An absolutely nonsensical formal notice and application process, reminiscent of how to fill a GS-9 analyst position, was recently announced by R&E to fill the spot. Past DIU directors were individually recruited by the administration and hired using the Highly Qualified Expert exemption to federal personnel rules. No substantive CEO type is going to fill out an SF-171 equivalent or send in his or her resume to apply for a government job. It’s enough to make one wonder if the convoluted search process isn’t set up specifically so that the types of people that will respond are precisely the ones who will be uniquely unqualified for the job. It boggles the mind that the Biden administration doesn’t know a single good Silicon Valley veteran that it can reach out to directly and entice into serving.
All of this has consequences. DoD, through its neglect, is turning its back on the disruptive opportunities from the commercial and non-traditional innovation sector. We are not innovating at speed, and the forces of the acquisition status quo are winning. Rather than go where the innovation is, DoD is doubling down on a bureaucratic, risk-averse, and time-intensive system that puts us at greater risk to being outmaneuvered if China continues to embrace commercial technologies and dominate advanced manufacturing.
In light of the Department’s actions, our last best hope may reside in Chinese President Xi Jinping’s own shift away from the private sector to favor his party bureaucracy and bring back communistic state planning and control. If he moves quickly in that direction, it could then level the playing field by destroying innovation on the Chinese side as well. Needless to say, wishing for the Chinese to become better communists should not be the default US defense innovation strategy.
Secretary Carter had a good idea with DIU, but he and his successors underestimated what it would really take to partner with Silicon Valley and non-traditional commercial industries and never expended the political capital to overcome the inevitable countervailing forces to reform. The takeaway, unless dramatic change occurs: If you are an innovative, non-traditional venture capital backed company, it is time to recognize that you will never be able to compete and scale up in the defense market because of DoD practices. So why bother? It’s not about acquisition or contracting authorities any longer. Congress reformed those. Now, it’s about DoD culture, using those authorities, and a history of not encouraging competition.
For now, we can only thank Mike Brown for his service and wish he would have had a dozen like-minded political appointees and military leaders supporting him over the years. A great opportunity was missed. The Pentagon can’t afford more such mistakes.

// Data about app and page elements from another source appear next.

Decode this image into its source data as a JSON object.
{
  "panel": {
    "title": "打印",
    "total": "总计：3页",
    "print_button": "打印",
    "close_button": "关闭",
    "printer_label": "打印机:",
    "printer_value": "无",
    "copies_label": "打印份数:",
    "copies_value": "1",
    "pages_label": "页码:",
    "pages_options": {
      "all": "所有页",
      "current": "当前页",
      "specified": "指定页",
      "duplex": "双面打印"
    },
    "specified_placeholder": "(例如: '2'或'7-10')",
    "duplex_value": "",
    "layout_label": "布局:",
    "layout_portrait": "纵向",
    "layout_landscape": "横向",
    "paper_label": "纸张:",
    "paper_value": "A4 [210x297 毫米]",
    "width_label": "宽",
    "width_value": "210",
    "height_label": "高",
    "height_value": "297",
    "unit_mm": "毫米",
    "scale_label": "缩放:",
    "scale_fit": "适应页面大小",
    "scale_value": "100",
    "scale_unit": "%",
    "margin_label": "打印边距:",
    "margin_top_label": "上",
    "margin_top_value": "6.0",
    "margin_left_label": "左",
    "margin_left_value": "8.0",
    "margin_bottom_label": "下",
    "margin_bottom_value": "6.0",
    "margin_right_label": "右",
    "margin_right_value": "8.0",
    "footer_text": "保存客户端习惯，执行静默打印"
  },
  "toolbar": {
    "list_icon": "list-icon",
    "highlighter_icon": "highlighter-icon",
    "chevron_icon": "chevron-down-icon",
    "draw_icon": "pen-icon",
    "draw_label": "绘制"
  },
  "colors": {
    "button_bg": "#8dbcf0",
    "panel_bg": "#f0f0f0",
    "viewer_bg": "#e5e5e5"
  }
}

Bill Greenwalt, long the top Republican acquisition policy expert on the SASC, also served as deputy defense undersecretary for industrial policy. A member of the Breaking Defense Board of Contributors, he’s now a fellow at the American Enterprise Institute.